-- EXERCISE INPUT follows --
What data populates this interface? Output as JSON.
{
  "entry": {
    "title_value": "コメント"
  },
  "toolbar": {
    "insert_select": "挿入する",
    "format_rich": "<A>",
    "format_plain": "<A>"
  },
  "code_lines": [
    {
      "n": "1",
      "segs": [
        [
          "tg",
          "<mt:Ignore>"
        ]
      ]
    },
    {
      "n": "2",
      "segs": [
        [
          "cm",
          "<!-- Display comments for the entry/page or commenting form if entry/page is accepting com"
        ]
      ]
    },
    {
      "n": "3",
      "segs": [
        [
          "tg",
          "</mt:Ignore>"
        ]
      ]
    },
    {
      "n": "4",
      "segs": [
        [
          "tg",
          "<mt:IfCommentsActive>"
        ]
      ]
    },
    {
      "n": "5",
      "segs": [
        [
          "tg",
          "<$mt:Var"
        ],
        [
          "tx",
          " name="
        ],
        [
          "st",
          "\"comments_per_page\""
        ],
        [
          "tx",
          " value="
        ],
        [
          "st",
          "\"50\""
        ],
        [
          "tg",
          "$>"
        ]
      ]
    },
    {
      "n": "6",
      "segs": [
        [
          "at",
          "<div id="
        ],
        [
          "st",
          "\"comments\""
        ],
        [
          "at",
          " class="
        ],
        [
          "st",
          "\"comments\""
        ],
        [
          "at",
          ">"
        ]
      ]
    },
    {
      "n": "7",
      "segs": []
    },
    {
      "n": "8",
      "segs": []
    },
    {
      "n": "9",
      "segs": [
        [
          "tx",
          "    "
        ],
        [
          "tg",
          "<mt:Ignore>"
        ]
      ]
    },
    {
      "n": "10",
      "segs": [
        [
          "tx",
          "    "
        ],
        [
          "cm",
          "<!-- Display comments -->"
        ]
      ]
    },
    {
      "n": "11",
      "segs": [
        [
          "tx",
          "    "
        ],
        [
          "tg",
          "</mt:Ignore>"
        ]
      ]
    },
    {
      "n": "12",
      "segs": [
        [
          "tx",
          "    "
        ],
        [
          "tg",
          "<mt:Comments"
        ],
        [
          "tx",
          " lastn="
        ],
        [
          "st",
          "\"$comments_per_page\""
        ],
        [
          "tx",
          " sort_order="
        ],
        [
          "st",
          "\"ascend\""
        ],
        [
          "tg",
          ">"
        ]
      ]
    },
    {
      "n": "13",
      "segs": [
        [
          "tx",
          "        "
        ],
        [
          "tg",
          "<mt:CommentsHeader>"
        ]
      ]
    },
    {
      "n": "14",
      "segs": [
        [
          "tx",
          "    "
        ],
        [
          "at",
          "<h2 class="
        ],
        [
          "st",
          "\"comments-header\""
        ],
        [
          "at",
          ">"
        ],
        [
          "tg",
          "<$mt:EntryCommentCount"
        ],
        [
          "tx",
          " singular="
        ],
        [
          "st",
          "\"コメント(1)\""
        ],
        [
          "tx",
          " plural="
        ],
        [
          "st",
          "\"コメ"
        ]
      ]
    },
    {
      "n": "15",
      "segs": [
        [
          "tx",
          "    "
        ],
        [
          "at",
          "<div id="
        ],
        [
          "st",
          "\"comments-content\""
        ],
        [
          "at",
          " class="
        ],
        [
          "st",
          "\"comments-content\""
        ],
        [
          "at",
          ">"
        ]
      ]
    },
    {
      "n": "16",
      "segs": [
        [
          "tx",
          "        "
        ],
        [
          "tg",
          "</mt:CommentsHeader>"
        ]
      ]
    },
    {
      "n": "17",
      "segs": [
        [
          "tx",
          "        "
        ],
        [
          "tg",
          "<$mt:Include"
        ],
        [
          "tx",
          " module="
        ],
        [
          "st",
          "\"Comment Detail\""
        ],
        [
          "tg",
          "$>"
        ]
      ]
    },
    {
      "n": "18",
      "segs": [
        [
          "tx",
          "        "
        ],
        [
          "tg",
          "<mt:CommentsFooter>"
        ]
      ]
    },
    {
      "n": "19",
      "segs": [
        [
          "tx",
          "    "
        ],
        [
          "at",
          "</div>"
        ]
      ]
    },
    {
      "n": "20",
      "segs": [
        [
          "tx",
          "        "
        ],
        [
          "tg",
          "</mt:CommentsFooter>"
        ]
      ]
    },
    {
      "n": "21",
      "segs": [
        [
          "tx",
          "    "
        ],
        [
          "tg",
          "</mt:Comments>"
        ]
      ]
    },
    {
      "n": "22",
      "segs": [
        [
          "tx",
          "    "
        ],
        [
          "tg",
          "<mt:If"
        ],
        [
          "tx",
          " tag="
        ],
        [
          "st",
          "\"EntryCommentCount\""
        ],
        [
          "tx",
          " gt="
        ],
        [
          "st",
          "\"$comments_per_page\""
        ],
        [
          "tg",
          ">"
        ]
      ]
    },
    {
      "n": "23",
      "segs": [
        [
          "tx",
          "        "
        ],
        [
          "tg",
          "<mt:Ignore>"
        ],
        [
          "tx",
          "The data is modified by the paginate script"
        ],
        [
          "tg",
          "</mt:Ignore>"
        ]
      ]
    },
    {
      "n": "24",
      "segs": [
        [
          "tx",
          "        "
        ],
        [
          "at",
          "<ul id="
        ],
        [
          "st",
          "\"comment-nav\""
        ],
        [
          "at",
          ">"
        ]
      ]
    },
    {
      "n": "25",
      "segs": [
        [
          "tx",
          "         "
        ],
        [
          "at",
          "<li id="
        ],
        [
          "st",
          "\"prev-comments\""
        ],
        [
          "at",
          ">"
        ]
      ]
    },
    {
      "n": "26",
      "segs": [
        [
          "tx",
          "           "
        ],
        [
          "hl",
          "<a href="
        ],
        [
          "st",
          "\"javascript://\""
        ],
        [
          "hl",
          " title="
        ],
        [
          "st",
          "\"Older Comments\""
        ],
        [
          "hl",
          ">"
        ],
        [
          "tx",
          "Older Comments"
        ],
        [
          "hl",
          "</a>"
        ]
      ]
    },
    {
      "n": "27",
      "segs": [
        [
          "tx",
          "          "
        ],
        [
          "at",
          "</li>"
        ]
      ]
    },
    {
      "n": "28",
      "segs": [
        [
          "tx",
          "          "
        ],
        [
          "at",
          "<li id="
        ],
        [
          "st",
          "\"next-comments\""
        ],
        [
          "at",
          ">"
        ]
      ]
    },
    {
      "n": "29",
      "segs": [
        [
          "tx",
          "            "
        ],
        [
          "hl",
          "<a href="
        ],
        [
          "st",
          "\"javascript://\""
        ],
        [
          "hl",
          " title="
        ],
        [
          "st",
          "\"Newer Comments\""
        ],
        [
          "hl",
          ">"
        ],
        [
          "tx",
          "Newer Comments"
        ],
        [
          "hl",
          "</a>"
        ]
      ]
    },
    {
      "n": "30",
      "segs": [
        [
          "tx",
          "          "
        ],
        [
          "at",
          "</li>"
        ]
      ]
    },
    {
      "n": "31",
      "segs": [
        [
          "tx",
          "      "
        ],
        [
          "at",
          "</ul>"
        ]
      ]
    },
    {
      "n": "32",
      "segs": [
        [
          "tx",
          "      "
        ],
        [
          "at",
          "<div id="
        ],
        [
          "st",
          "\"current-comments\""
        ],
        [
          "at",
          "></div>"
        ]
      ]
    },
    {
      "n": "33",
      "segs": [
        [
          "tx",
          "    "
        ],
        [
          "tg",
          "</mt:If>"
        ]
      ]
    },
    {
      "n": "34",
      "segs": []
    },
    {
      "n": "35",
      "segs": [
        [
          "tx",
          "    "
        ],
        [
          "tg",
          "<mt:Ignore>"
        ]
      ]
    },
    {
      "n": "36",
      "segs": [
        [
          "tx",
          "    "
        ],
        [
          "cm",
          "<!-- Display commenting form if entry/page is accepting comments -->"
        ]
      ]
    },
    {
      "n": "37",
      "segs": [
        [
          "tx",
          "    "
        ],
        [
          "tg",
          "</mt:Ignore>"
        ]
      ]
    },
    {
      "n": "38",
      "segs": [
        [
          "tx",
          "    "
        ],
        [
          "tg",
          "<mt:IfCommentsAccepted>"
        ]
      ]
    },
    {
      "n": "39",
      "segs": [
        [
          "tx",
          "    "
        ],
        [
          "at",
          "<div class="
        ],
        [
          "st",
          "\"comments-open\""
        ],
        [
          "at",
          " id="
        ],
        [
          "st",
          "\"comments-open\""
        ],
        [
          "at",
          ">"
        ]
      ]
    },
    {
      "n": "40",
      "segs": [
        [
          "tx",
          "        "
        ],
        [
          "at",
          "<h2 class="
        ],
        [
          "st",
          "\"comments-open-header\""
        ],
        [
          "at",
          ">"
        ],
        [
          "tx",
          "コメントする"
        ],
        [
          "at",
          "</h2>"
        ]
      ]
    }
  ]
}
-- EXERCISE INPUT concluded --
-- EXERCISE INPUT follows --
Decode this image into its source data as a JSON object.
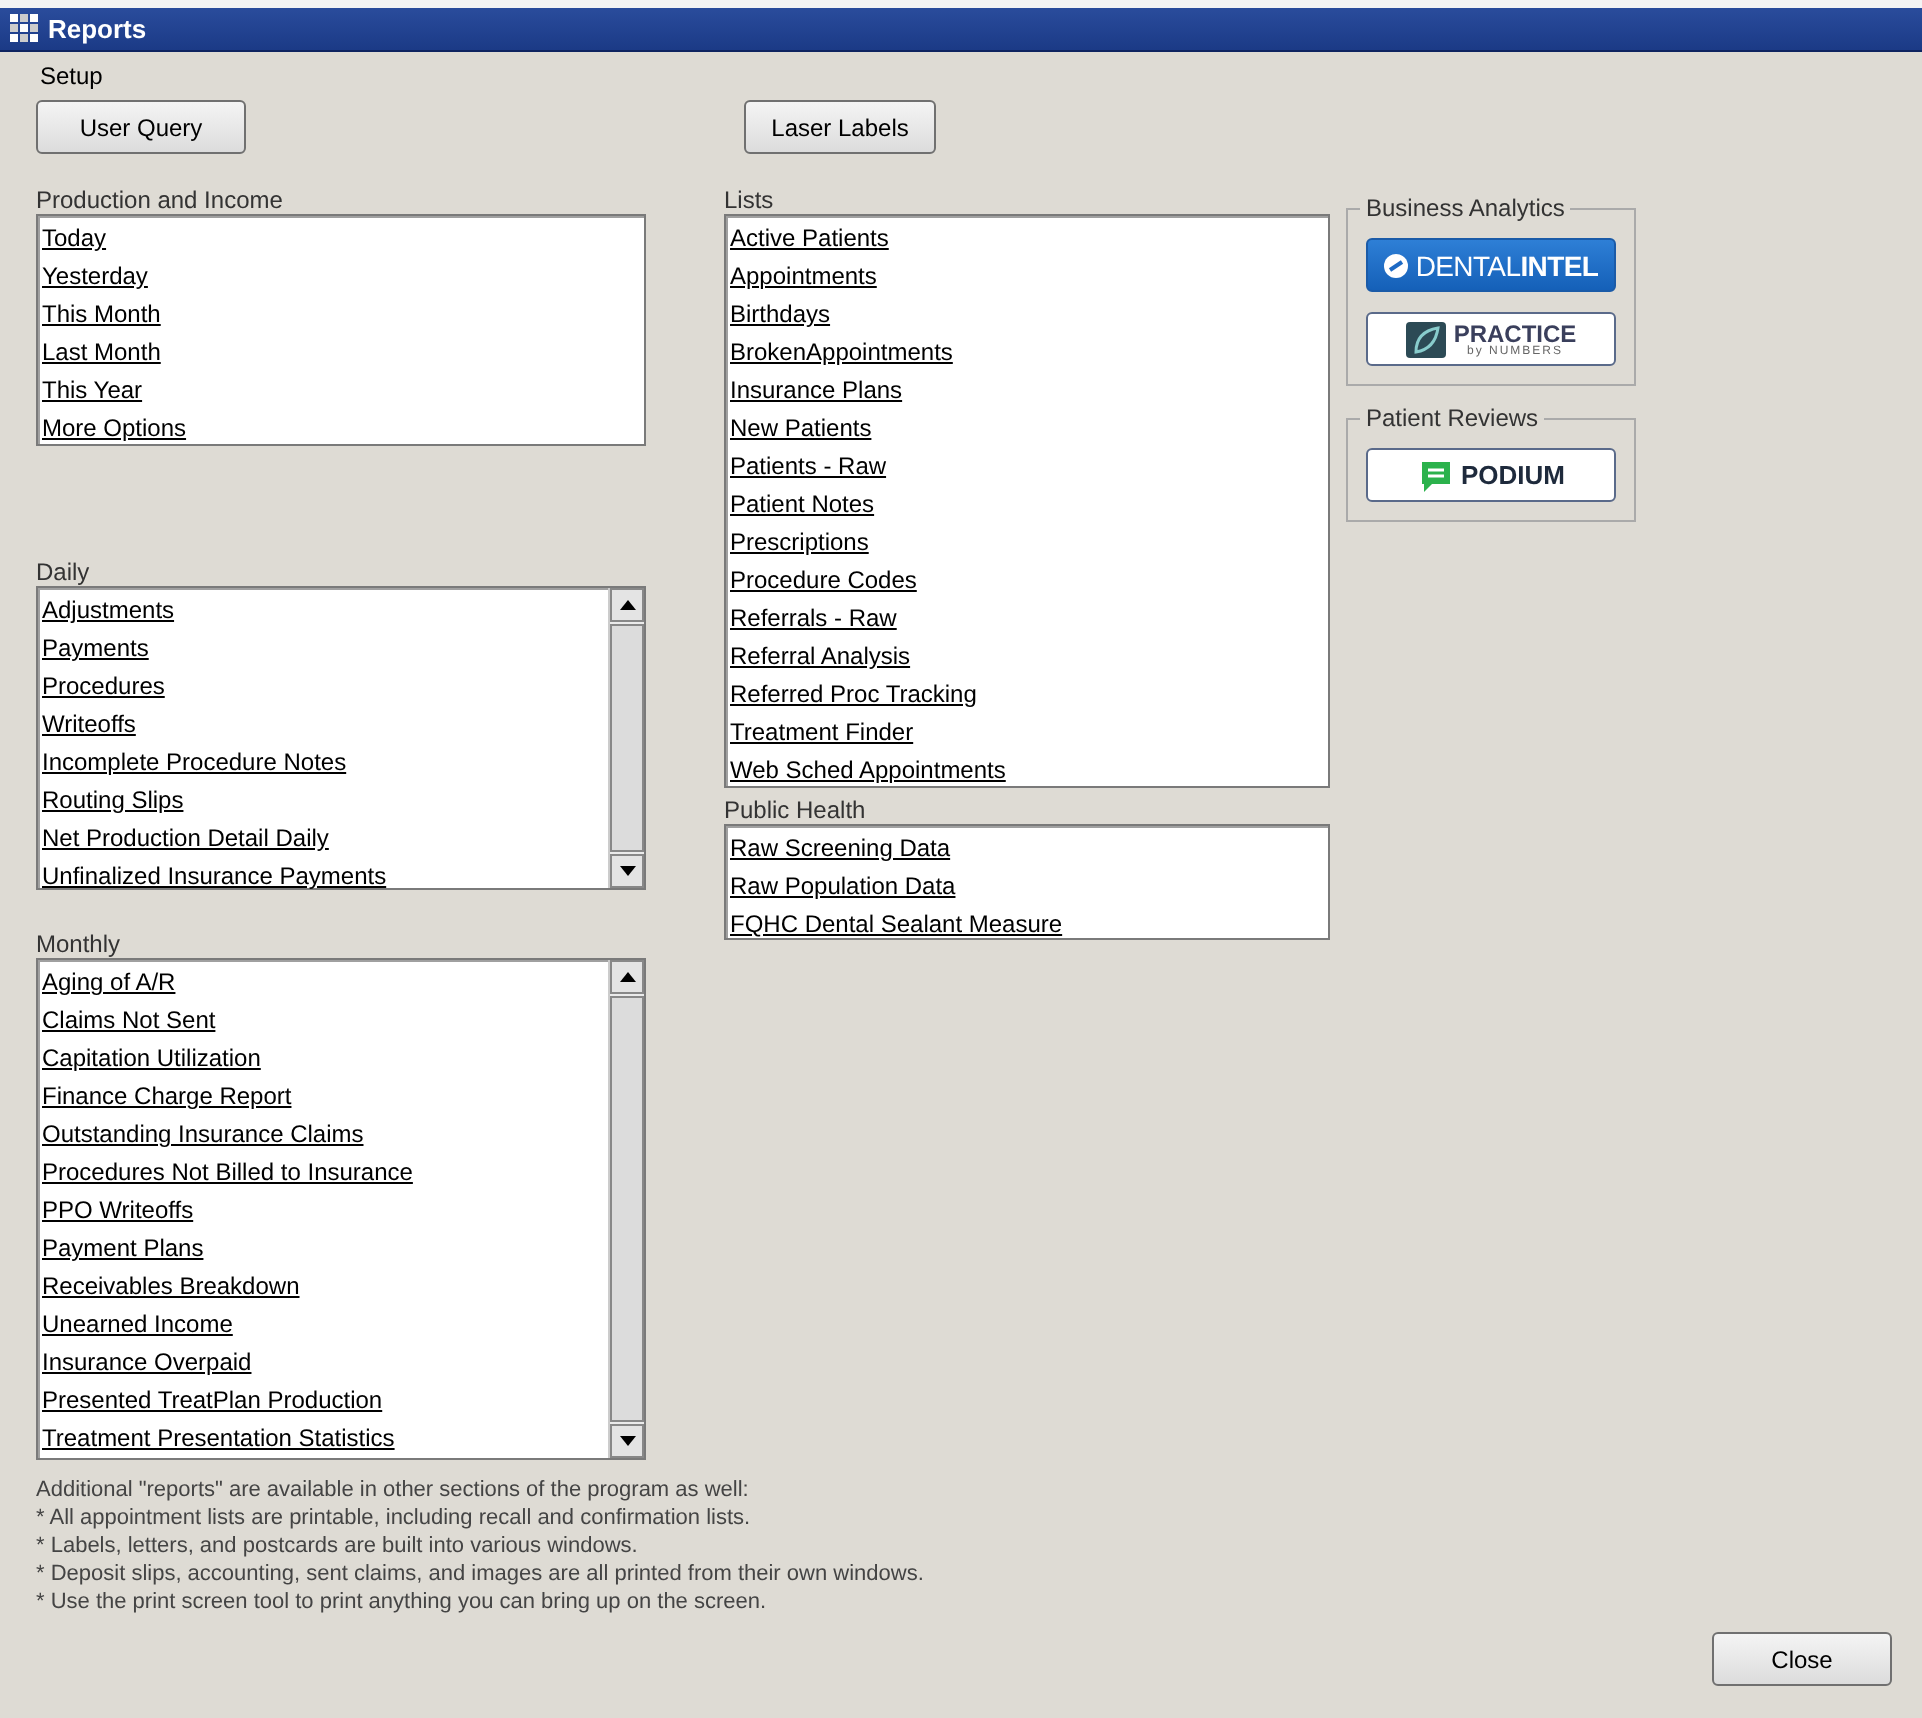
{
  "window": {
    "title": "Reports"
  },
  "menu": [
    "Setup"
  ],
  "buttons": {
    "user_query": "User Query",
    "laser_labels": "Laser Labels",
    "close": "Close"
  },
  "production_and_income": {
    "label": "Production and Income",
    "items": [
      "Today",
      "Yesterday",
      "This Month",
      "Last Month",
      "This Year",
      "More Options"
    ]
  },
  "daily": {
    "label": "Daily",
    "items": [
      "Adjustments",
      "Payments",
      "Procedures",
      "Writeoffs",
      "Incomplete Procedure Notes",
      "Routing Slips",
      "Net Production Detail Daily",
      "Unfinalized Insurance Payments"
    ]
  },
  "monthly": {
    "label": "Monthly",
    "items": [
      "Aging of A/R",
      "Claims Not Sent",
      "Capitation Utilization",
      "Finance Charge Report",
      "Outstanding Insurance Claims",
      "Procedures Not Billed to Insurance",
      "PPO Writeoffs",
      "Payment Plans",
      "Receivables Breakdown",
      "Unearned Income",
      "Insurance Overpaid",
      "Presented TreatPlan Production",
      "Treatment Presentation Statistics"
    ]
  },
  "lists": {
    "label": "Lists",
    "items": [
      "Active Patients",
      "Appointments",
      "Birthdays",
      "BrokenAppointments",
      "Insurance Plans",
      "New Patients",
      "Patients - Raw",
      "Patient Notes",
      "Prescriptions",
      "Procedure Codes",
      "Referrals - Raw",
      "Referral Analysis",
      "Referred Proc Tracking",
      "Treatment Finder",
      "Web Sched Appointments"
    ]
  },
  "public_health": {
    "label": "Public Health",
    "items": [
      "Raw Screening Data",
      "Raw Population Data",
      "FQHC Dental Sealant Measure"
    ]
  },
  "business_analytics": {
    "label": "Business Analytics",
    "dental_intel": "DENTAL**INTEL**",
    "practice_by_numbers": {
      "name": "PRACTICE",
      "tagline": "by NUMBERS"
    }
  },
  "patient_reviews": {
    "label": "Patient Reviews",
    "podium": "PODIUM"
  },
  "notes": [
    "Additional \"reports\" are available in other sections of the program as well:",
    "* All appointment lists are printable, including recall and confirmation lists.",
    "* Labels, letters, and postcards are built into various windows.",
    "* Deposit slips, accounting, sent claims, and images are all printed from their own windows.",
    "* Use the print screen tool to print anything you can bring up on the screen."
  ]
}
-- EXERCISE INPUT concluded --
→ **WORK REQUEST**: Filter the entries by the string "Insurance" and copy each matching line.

→ **SOLUTION BELOW**:
      "Unfinalized Insurance Payments"
      "Outstanding Insurance Claims",
      "Procedures Not Billed to Insurance",
      "Insurance Overpaid",
      "Insurance Plans",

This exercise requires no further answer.